↓

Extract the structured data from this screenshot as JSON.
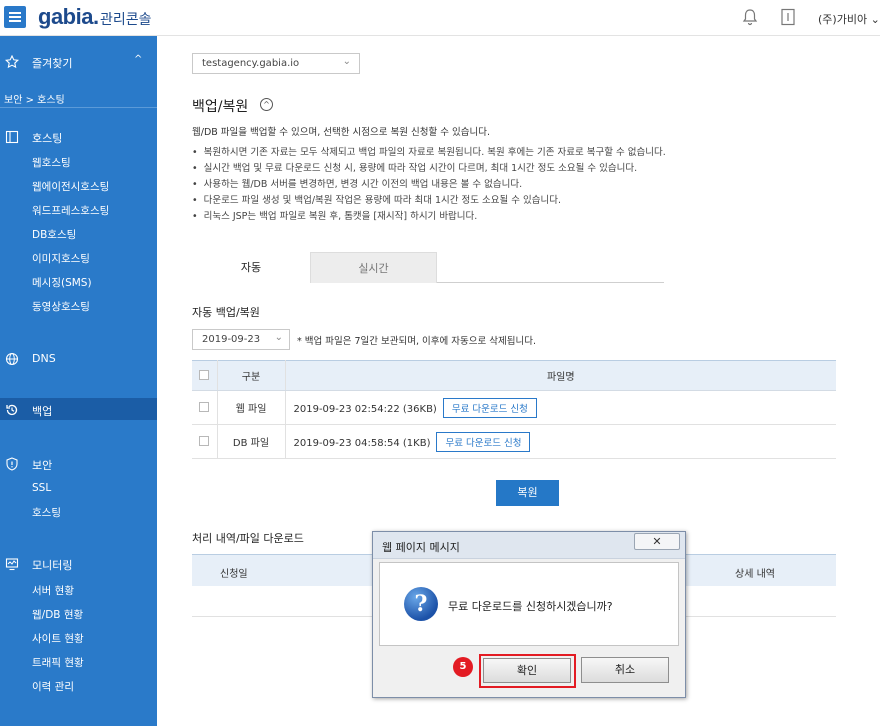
{
  "header": {
    "logo": "gabia.",
    "console": "관리콘솔",
    "user": "(주)가비아"
  },
  "sidebar": {
    "favorites": "즐겨찾기",
    "breadcrumb": "보안 > 호스팅",
    "hosting": {
      "label": "호스팅",
      "items": [
        "웹호스팅",
        "웹에이전시호스팅",
        "워드프레스호스팅",
        "DB호스팅",
        "이미지호스팅",
        "메시징(SMS)",
        "동영상호스팅"
      ]
    },
    "dns": "DNS",
    "backup": "백업",
    "security": {
      "label": "보안",
      "items": [
        "SSL",
        "호스팅"
      ]
    },
    "monitoring": {
      "label": "모니터링",
      "items": [
        "서버 현황",
        "웹/DB 현황",
        "사이트 현황",
        "트래픽 현황",
        "이력 관리"
      ]
    }
  },
  "main": {
    "domain_select": "testagency.gabia.io",
    "title": "백업/복원",
    "description": "웹/DB 파일을 백업할 수 있으며, 선택한 시점으로 복원 신청할 수 있습니다.",
    "bullets": [
      "복원하시면 기존 자료는 모두 삭제되고 백업 파일의 자료로 복원됩니다. 복원 후에는 기존 자료로 복구할 수 없습니다.",
      "실시간 백업 및 무료 다운로드 신청 시, 용량에 따라 작업 시간이 다르며, 최대 1시간 정도 소요될 수 있습니다.",
      "사용하는 웹/DB 서버를 변경하면, 변경 시간 이전의 백업 내용은 볼 수 없습니다.",
      "다운로드 파일 생성 및 백업/복원 작업은 용량에 따라 최대 1시간 정도 소요될 수 있습니다.",
      "리눅스 JSP는 백업 파일로 복원 후, 톰캣을 [재시작] 하시기 바랍니다."
    ],
    "tabs": [
      "자동",
      "실시간"
    ],
    "auto_section_title": "자동 백업/복원",
    "date": "2019-09-23",
    "date_note": "* 백업 파일은 7일간 보관되며, 이후에 자동으로 삭제됩니다.",
    "table": {
      "headers": [
        "구분",
        "파일명"
      ],
      "rows": [
        {
          "type": "웹 파일",
          "file": "2019-09-23 02:54:22 (36KB)",
          "action": "무료 다운로드 신청"
        },
        {
          "type": "DB 파일",
          "file": "2019-09-23 04:58:54 (1KB)",
          "action": "무료 다운로드 신청"
        }
      ]
    },
    "restore_button": "복원",
    "history_title": "처리 내역/파일 다운로드",
    "history_headers": [
      "신청일",
      "상세 내역"
    ]
  },
  "dialog": {
    "title": "웹 페이지 메시지",
    "message": "무료 다운로드를 신청하시겠습니까?",
    "ok": "확인",
    "cancel": "취소",
    "step_number": "5"
  }
}
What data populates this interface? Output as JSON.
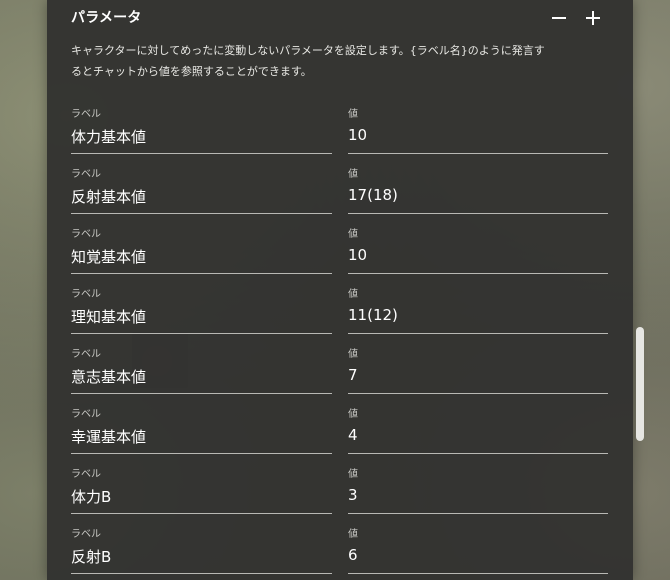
{
  "section": {
    "title": "パラメータ",
    "description_line1": "キャラクターに対してめったに変動しないパラメータを設定します。{ラベル名}のように発言す",
    "description_line2": "るとチャットから値を参照することができます。"
  },
  "captions": {
    "label": "ラベル",
    "value": "値"
  },
  "icons": {
    "remove": "minus-icon",
    "add": "plus-icon"
  },
  "params": [
    {
      "label": "体力基本値",
      "value": "10"
    },
    {
      "label": "反射基本値",
      "value": "17(18)"
    },
    {
      "label": "知覚基本値",
      "value": "10"
    },
    {
      "label": "理知基本値",
      "value": "11(12)"
    },
    {
      "label": "意志基本値",
      "value": "7"
    },
    {
      "label": "幸運基本値",
      "value": "4"
    },
    {
      "label": "体力B",
      "value": "3"
    },
    {
      "label": "反射B",
      "value": "6"
    }
  ]
}
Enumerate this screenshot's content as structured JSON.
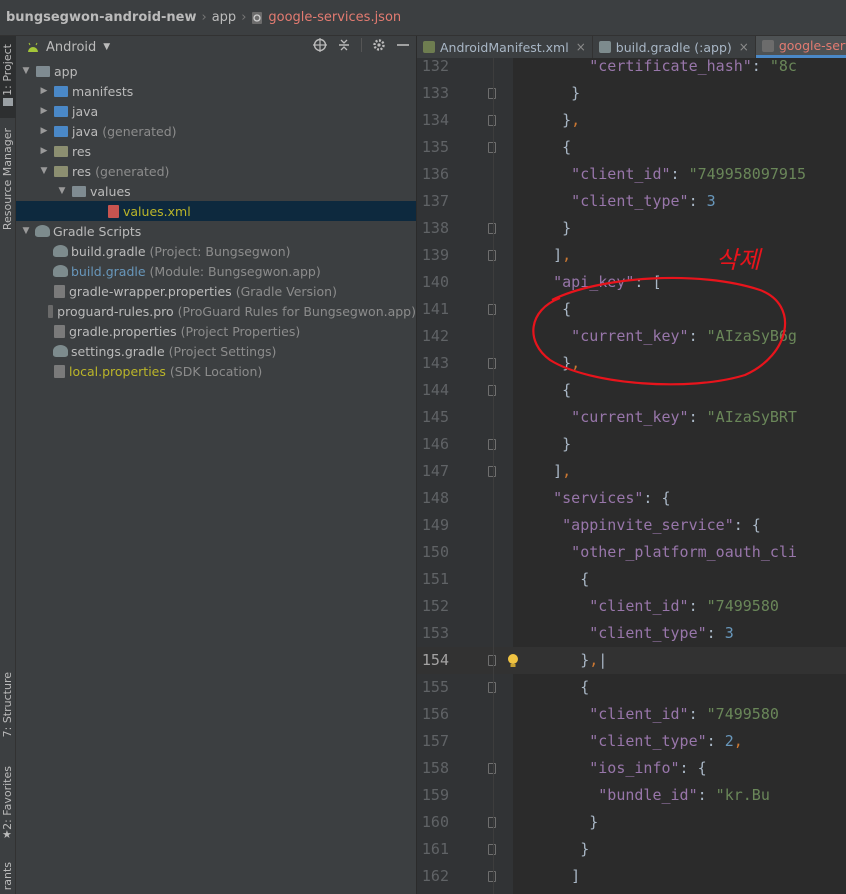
{
  "breadcrumb": {
    "project": "bungsegwon-android-new",
    "module": "app",
    "file": "google-services.json"
  },
  "tool_strip": {
    "project": "1: Project",
    "resource_manager": "Resource Manager",
    "structure": "7: Structure",
    "favorites": "2: Favorites",
    "variants": "rants"
  },
  "project_panel": {
    "view_label": "Android",
    "icons": [
      "target-icon",
      "collapse-icon",
      "gear-icon",
      "minimize-icon"
    ],
    "tree": [
      {
        "label": "app",
        "hint": "",
        "arrow": "▼",
        "icon": "module-folder",
        "indent": 0,
        "name_color": "#bbbbbb"
      },
      {
        "label": "manifests",
        "hint": "",
        "arrow": "▶",
        "icon": "folder-blue",
        "indent": 1,
        "name_color": "#bbbbbb"
      },
      {
        "label": "java",
        "hint": "",
        "arrow": "▶",
        "icon": "folder-blue",
        "indent": 1,
        "name_color": "#bbbbbb"
      },
      {
        "label": "java",
        "hint": "(generated)",
        "arrow": "▶",
        "icon": "folder-gen",
        "indent": 1,
        "name_color": "#bbbbbb"
      },
      {
        "label": "res",
        "hint": "",
        "arrow": "▶",
        "icon": "folder-res",
        "indent": 1,
        "name_color": "#bbbbbb"
      },
      {
        "label": "res",
        "hint": "(generated)",
        "arrow": "▼",
        "icon": "folder-res",
        "indent": 1,
        "name_color": "#bbbbbb"
      },
      {
        "label": "values",
        "hint": "",
        "arrow": "▼",
        "icon": "folder-gray",
        "indent": 2,
        "name_color": "#bbbbbb"
      },
      {
        "label": "values.xml",
        "hint": "",
        "arrow": "",
        "icon": "xml-file",
        "indent": 4,
        "name_color": "#bbb529",
        "selected": true
      },
      {
        "label": "Gradle Scripts",
        "hint": "",
        "arrow": "▼",
        "icon": "gradle",
        "indent": 0,
        "name_color": "#bbbbbb"
      },
      {
        "label": "build.gradle",
        "hint": "(Project: Bungsegwon)",
        "arrow": "",
        "icon": "gradle",
        "indent": 1,
        "name_color": "#bbbbbb"
      },
      {
        "label": "build.gradle",
        "hint": "(Module: Bungsegwon.app)",
        "arrow": "",
        "icon": "gradle",
        "indent": 1,
        "name_color": "#6897bb"
      },
      {
        "label": "gradle-wrapper.properties",
        "hint": "(Gradle Version)",
        "arrow": "",
        "icon": "properties",
        "indent": 1,
        "name_color": "#bbbbbb"
      },
      {
        "label": "proguard-rules.pro",
        "hint": "(ProGuard Rules for Bungsegwon.app)",
        "arrow": "",
        "icon": "text-file",
        "indent": 1,
        "name_color": "#bbbbbb"
      },
      {
        "label": "gradle.properties",
        "hint": "(Project Properties)",
        "arrow": "",
        "icon": "properties",
        "indent": 1,
        "name_color": "#bbbbbb"
      },
      {
        "label": "settings.gradle",
        "hint": "(Project Settings)",
        "arrow": "",
        "icon": "gradle",
        "indent": 1,
        "name_color": "#bbbbbb"
      },
      {
        "label": "local.properties",
        "hint": "(SDK Location)",
        "arrow": "",
        "icon": "properties",
        "indent": 1,
        "name_color": "#bbb529"
      }
    ]
  },
  "tabs": [
    {
      "label": "AndroidManifest.xml",
      "icon": "manifest-icon",
      "active": false,
      "close": "×"
    },
    {
      "label": "build.gradle (:app)",
      "icon": "gradle-icon",
      "active": false,
      "close": "×"
    },
    {
      "label": "google-services.json",
      "icon": "json-icon",
      "active": true,
      "close": ""
    }
  ],
  "code_lines": [
    {
      "num": "132",
      "indent": 16,
      "tokens": [
        [
          "k",
          "\"certificate_hash\""
        ],
        [
          "t",
          ": "
        ],
        [
          "s",
          "\"8c"
        ]
      ]
    },
    {
      "num": "133",
      "indent": 12,
      "tokens": [
        [
          "t",
          "}"
        ]
      ]
    },
    {
      "num": "134",
      "indent": 10,
      "tokens": [
        [
          "t",
          "}"
        ],
        [
          "p",
          ","
        ]
      ]
    },
    {
      "num": "135",
      "indent": 10,
      "tokens": [
        [
          "t",
          "{"
        ]
      ]
    },
    {
      "num": "136",
      "indent": 12,
      "tokens": [
        [
          "k",
          "\"client_id\""
        ],
        [
          "t",
          ": "
        ],
        [
          "s",
          "\"749958097915"
        ]
      ]
    },
    {
      "num": "137",
      "indent": 12,
      "tokens": [
        [
          "k",
          "\"client_type\""
        ],
        [
          "t",
          ": "
        ],
        [
          "n",
          "3"
        ]
      ]
    },
    {
      "num": "138",
      "indent": 10,
      "tokens": [
        [
          "t",
          "}"
        ]
      ]
    },
    {
      "num": "139",
      "indent": 8,
      "tokens": [
        [
          "t",
          "]"
        ],
        [
          "p",
          ","
        ]
      ]
    },
    {
      "num": "140",
      "indent": 8,
      "tokens": [
        [
          "k",
          "\"api_key\""
        ],
        [
          "t",
          ": ["
        ]
      ]
    },
    {
      "num": "141",
      "indent": 10,
      "tokens": [
        [
          "t",
          "{"
        ]
      ]
    },
    {
      "num": "142",
      "indent": 12,
      "tokens": [
        [
          "k",
          "\"current_key\""
        ],
        [
          "t",
          ": "
        ],
        [
          "s",
          "\"AIzaSyB6g"
        ]
      ]
    },
    {
      "num": "143",
      "indent": 10,
      "tokens": [
        [
          "t",
          "}"
        ],
        [
          "p",
          ","
        ]
      ]
    },
    {
      "num": "144",
      "indent": 10,
      "tokens": [
        [
          "t",
          "{"
        ]
      ]
    },
    {
      "num": "145",
      "indent": 12,
      "tokens": [
        [
          "k",
          "\"current_key\""
        ],
        [
          "t",
          ": "
        ],
        [
          "s",
          "\"AIzaSyBRT"
        ]
      ]
    },
    {
      "num": "146",
      "indent": 10,
      "tokens": [
        [
          "t",
          "}"
        ]
      ]
    },
    {
      "num": "147",
      "indent": 8,
      "tokens": [
        [
          "t",
          "]"
        ],
        [
          "p",
          ","
        ]
      ]
    },
    {
      "num": "148",
      "indent": 8,
      "tokens": [
        [
          "k",
          "\"services\""
        ],
        [
          "t",
          ": {"
        ]
      ]
    },
    {
      "num": "149",
      "indent": 10,
      "tokens": [
        [
          "k",
          "\"appinvite_service\""
        ],
        [
          "t",
          ": {"
        ]
      ]
    },
    {
      "num": "150",
      "indent": 12,
      "tokens": [
        [
          "k",
          "\"other_platform_oauth_cli"
        ]
      ]
    },
    {
      "num": "151",
      "indent": 14,
      "tokens": [
        [
          "t",
          "{"
        ]
      ]
    },
    {
      "num": "152",
      "indent": 16,
      "tokens": [
        [
          "k",
          "\"client_id\""
        ],
        [
          "t",
          ": "
        ],
        [
          "s",
          "\"7499580"
        ]
      ]
    },
    {
      "num": "153",
      "indent": 16,
      "tokens": [
        [
          "k",
          "\"client_type\""
        ],
        [
          "t",
          ": "
        ],
        [
          "n",
          "3"
        ]
      ]
    },
    {
      "num": "154",
      "indent": 14,
      "tokens": [
        [
          "t",
          "}"
        ],
        [
          "p",
          ","
        ],
        [
          "t",
          "|"
        ]
      ],
      "current": true
    },
    {
      "num": "155",
      "indent": 14,
      "tokens": [
        [
          "t",
          "{"
        ]
      ]
    },
    {
      "num": "156",
      "indent": 16,
      "tokens": [
        [
          "k",
          "\"client_id\""
        ],
        [
          "t",
          ": "
        ],
        [
          "s",
          "\"7499580"
        ]
      ]
    },
    {
      "num": "157",
      "indent": 16,
      "tokens": [
        [
          "k",
          "\"client_type\""
        ],
        [
          "t",
          ": "
        ],
        [
          "n",
          "2"
        ],
        [
          "p",
          ","
        ]
      ]
    },
    {
      "num": "158",
      "indent": 16,
      "tokens": [
        [
          "k",
          "\"ios_info\""
        ],
        [
          "t",
          ": {"
        ]
      ]
    },
    {
      "num": "159",
      "indent": 18,
      "tokens": [
        [
          "k",
          "\"bundle_id\""
        ],
        [
          "t",
          ": "
        ],
        [
          "s",
          "\"kr.Bu"
        ]
      ]
    },
    {
      "num": "160",
      "indent": 16,
      "tokens": [
        [
          "t",
          "}"
        ]
      ]
    },
    {
      "num": "161",
      "indent": 14,
      "tokens": [
        [
          "t",
          "}"
        ]
      ]
    },
    {
      "num": "162",
      "indent": 12,
      "tokens": [
        [
          "t",
          "]"
        ]
      ]
    }
  ],
  "annotation_text": "삭제",
  "colors": {
    "annotation": "#e8141c",
    "selection": "#0d293e",
    "active_tab_text": "#e37b71"
  }
}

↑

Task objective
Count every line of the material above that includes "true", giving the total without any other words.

Response to this task
3